The Surprising Health Benefits of Cold-Water Therapy

Submerging your body into icy depths may not sound appealing, but for devotees of cold-water therapy, the benefits greatly outweigh any short-term discomfort.

Participants claim the practice of cold-water therapy—which involves plunging into or swimming in water no warmer than 15 degrees Celsius (roughly 10 degrees colder than the average pool) leaves them invigorated, clear-headed and even alleviates pain.

Cold-water therapy has become more mainstream in recent years, in part due to the influence of Wim Hof, a Dutch extreme athlete who developed his own method of cold therapy coupled with conscious-breathing techniques, but it’s not a new trend. In fact, cold water has been used to promote health for more than 2,000 years: ancient Greeks used water therapy to relieve fatigue and treat fever.

In Scandinavian countries, a traditional sauna session is sometimes followed by a cold plunge. Alternating between hot and cold temperatures increases blood flow in the skin and boosts circulation. High-performance athletes also use ice baths or cold showers to help mitigate the delayed-onset muscle soreness that follows intense exercise. And recent research suggests impressive benefits for mental health and stress management.

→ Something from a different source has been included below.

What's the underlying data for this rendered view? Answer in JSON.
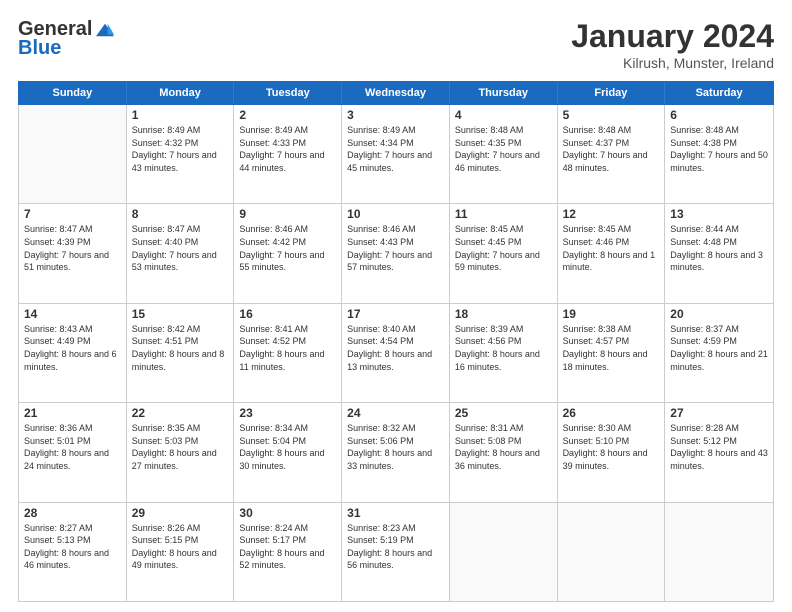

“Getting into cold water creates stress on the body,” says Dr. Mark Harper, an anesthesiologist based in the U.K. and Norway and the author of 2022’s Chill: The Cold Water Swim Cure. “The body reacts like it would to any stress: adrenalin and noradrenalin are released, your blood pressure and heart rate increase and your breath quickens.”

Unlike the detrimental effects of chronic stress, however, this type of wilful and controlled stress can be beneficial, according to a 2019 U.S. study published in Neuroscience and Biobehavioral Reviews.

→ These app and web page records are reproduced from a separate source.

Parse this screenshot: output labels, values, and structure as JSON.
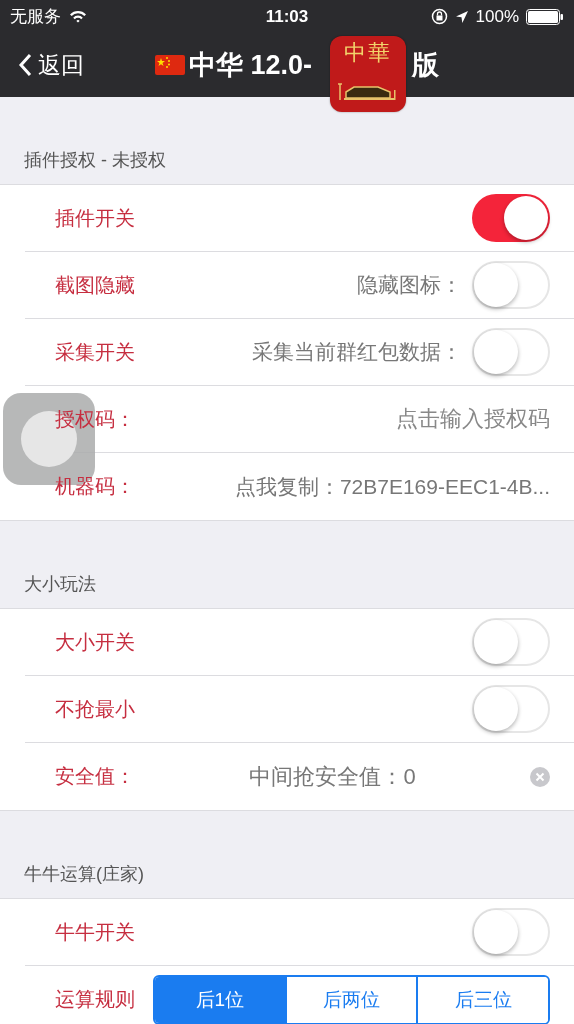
{
  "status_bar": {
    "carrier": "无服务",
    "time": "11:03",
    "battery": "100%"
  },
  "nav_bar": {
    "back": "返回",
    "title_start": "中华 12.0-",
    "title_end": "版",
    "app_icon_text": "中華"
  },
  "sections": [
    {
      "header": "插件授权 - 未授权",
      "rows": [
        {
          "kind": "switch",
          "label": "插件开关",
          "on": true
        },
        {
          "kind": "switch",
          "label": "截图隐藏",
          "detail": "隐藏图标：",
          "on": false
        },
        {
          "kind": "switch",
          "label": "采集开关",
          "detail": "采集当前群红包数据：",
          "on": false
        },
        {
          "kind": "input",
          "label": "授权码：",
          "placeholder": "点击输入授权码"
        },
        {
          "kind": "copy",
          "label": "机器码：",
          "value": "点我复制：72B7E169-EEC1-4B..."
        }
      ]
    },
    {
      "header": "大小玩法",
      "rows": [
        {
          "kind": "switch",
          "label": "大小开关",
          "on": false
        },
        {
          "kind": "switch",
          "label": "不抢最小",
          "on": false
        },
        {
          "kind": "input",
          "label": "安全值：",
          "value": "中间抢安全值：0",
          "clear_button": true
        }
      ]
    },
    {
      "header": "牛牛运算(庄家)",
      "rows": [
        {
          "kind": "switch",
          "label": "牛牛开关",
          "on": false
        },
        {
          "kind": "segmented",
          "label": "运算规则",
          "segments": [
            {
              "label": "后1位",
              "selected": true
            },
            {
              "label": "后两位",
              "selected": false
            },
            {
              "label": "后三位",
              "selected": false
            }
          ]
        }
      ]
    }
  ]
}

Apparently, combining physiological stressors, such as cold-water therapy, with focused meditation can train the brain to deal with the stress. Each time a person conquers the cold and emerges feeling invigorated, it reinforces the expectation of a positive outcome. The researchers believe that these brain changes extend beyond cold tolerance and could be applied in everyday life.

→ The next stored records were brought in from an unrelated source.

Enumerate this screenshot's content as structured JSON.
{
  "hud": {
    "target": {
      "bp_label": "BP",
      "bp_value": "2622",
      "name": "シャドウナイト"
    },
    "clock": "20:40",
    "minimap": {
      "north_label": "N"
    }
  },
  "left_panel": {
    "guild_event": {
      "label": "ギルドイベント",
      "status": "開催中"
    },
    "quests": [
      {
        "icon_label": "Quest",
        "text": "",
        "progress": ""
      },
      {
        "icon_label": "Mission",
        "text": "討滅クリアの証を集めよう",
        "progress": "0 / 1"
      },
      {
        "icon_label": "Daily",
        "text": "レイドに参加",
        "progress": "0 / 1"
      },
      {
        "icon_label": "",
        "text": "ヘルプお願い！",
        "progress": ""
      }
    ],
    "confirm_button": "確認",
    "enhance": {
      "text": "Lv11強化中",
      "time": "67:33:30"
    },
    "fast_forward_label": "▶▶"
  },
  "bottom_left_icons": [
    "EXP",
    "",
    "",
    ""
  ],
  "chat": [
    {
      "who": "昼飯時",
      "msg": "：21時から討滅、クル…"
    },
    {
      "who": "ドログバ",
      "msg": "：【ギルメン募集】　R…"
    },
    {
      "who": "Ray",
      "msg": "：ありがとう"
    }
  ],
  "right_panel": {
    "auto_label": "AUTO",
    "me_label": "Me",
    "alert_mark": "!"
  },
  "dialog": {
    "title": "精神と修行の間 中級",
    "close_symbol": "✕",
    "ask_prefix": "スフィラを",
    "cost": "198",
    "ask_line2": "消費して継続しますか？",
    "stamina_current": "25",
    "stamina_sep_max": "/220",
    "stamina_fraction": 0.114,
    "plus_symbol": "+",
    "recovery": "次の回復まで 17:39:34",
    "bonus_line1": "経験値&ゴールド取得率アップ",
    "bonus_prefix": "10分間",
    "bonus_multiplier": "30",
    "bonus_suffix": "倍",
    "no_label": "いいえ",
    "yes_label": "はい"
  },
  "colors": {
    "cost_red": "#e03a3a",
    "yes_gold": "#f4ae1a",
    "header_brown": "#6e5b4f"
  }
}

Positivity also played a part in research conducted in the U.K. and published in a 2020 issue of Lifestyle Medicine. The small study followed 61 people as they took a weekly cold-water swimming course over 10 weeks. At the end of the study, participants reported greater improvements in mood and well-being than the control group on shore.

Cold exposure increases “feel-good” hormones, such as serotonin and dopamine, says Harper, one of the study’s authors. Swimming is also good exercise and often a social activity, which helps to offset anxiety and allows the body to feel both pleasure and motivation.

Harper has been cold-water swimming for nearly two decades and compares the stress of cold-water therapy to that of intense exercise. “Done safely, it’s a pretty effective way to train the body,” he says. “But if you’ve got a heart condition, you’ve got to be careful.”

If open water isn’t your thing, you could try cold showers. One 2016 Dutch study published in the journal PLOS One found them to have a positive impact on immunity: subjects who took a cold shower every day were 29 percent less likely to take time off work for illness.

For those wanting to try cold-water swimming in a lake or ocean, ease into it with short exposure times—just long enough for your body to get past the initial shock. Never start by plunging your entire body in at once, and always swim with a friend. Gradually increase the time you spend in cold water to three or four minutes, at least once a week. “That’s all you need to get the benefits,” says Harper.

Now that you’ve learned about the benefits of cold-water therapy, find out what activated charcoal really does.

Reader's Digest Canada
Originally Published in Reader's Digest Canada